* [Work item]
I would like each line of the data that holds the word "JSON" copied out.

(Material to process begins)

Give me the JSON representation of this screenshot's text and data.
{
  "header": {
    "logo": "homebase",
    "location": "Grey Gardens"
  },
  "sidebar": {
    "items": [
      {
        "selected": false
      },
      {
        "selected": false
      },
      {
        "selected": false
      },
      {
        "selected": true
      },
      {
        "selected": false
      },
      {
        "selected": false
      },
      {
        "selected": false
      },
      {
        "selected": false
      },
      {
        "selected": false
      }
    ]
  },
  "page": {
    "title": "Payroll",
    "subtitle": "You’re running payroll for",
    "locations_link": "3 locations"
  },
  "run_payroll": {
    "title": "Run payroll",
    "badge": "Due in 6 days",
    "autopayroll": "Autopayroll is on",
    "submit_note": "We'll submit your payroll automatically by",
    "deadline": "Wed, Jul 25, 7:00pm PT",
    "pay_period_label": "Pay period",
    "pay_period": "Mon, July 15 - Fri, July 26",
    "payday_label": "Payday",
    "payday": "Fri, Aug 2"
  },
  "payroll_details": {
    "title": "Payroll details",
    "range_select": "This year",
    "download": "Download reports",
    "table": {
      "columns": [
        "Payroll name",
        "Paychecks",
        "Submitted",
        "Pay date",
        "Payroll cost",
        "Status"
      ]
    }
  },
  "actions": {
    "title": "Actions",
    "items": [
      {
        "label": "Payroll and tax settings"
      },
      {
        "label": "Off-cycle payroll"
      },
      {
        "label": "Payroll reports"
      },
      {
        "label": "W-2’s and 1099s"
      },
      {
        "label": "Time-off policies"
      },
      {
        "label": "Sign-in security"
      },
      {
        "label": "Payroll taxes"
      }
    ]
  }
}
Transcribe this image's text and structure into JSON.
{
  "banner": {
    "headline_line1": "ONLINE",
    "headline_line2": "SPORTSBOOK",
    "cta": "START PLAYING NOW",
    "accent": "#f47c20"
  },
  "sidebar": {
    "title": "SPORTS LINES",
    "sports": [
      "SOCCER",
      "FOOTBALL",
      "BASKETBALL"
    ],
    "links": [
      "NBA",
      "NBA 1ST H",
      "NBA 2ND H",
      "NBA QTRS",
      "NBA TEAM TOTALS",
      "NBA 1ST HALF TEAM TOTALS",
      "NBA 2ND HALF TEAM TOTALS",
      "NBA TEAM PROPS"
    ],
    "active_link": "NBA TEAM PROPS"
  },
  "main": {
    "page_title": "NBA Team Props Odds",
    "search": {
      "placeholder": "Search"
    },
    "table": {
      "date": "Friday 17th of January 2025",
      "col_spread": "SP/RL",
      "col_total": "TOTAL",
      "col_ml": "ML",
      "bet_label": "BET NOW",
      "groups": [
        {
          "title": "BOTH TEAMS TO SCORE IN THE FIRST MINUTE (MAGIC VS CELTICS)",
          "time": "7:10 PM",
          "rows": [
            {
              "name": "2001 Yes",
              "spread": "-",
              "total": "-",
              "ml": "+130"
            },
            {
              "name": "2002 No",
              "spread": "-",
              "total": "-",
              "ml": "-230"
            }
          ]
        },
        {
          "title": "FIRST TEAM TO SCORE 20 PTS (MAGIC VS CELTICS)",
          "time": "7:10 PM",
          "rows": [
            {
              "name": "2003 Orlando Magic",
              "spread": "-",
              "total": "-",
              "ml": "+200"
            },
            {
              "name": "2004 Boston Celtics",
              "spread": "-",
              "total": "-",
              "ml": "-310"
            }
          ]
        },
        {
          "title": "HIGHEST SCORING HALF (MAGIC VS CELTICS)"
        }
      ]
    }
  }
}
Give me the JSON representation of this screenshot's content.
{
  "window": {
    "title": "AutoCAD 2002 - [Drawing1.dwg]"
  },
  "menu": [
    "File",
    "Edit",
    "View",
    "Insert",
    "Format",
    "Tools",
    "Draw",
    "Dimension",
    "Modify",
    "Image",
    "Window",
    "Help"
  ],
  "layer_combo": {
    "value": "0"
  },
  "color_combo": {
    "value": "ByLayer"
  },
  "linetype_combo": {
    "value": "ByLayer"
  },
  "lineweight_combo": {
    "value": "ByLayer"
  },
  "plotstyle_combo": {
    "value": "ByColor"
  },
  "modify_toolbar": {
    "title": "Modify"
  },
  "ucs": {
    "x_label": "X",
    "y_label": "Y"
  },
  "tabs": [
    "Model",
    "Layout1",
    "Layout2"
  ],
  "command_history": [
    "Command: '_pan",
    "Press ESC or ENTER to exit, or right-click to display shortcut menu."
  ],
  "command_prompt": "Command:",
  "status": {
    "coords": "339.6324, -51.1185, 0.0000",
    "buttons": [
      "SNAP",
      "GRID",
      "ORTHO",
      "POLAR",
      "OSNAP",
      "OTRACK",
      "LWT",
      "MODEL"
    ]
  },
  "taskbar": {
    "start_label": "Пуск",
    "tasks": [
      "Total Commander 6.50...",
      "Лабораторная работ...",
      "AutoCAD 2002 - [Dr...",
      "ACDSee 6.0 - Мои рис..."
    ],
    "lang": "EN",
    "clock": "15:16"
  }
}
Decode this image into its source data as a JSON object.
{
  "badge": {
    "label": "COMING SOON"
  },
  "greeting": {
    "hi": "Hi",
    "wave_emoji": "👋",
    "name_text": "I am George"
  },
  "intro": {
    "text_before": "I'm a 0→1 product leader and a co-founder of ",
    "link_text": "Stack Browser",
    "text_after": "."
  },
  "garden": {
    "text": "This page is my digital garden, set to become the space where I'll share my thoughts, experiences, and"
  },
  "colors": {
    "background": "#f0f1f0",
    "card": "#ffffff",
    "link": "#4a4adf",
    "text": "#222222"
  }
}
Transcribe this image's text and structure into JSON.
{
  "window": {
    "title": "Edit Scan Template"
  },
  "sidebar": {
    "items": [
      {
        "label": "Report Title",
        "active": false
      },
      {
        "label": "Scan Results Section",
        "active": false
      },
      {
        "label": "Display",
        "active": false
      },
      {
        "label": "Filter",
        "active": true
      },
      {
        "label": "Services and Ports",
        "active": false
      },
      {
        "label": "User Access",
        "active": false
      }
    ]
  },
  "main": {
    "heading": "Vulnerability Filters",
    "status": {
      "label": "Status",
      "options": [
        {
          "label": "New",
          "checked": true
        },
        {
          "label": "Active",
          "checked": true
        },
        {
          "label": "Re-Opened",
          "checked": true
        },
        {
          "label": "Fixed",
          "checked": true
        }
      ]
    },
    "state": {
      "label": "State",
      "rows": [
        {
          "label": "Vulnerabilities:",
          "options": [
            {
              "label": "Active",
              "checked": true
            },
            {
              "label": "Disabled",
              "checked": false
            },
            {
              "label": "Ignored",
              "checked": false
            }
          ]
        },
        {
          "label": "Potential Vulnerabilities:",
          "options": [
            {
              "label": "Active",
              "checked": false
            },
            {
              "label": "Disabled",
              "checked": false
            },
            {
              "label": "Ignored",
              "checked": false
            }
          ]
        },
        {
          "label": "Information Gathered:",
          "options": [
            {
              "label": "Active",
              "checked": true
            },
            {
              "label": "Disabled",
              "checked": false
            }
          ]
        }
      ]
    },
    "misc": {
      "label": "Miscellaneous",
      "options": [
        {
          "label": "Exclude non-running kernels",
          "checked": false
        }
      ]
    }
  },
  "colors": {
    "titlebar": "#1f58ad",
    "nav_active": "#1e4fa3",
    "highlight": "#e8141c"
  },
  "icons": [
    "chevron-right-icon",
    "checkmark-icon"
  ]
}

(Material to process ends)

* [Solution to the exercise]
Give me the JSON representation of this screenshot's text and data.
Transcribe this image's text and structure into JSON.
Give me the JSON representation of this screenshot's content.
Decode this image into its source data as a JSON object.
Transcribe this image's text and structure into JSON.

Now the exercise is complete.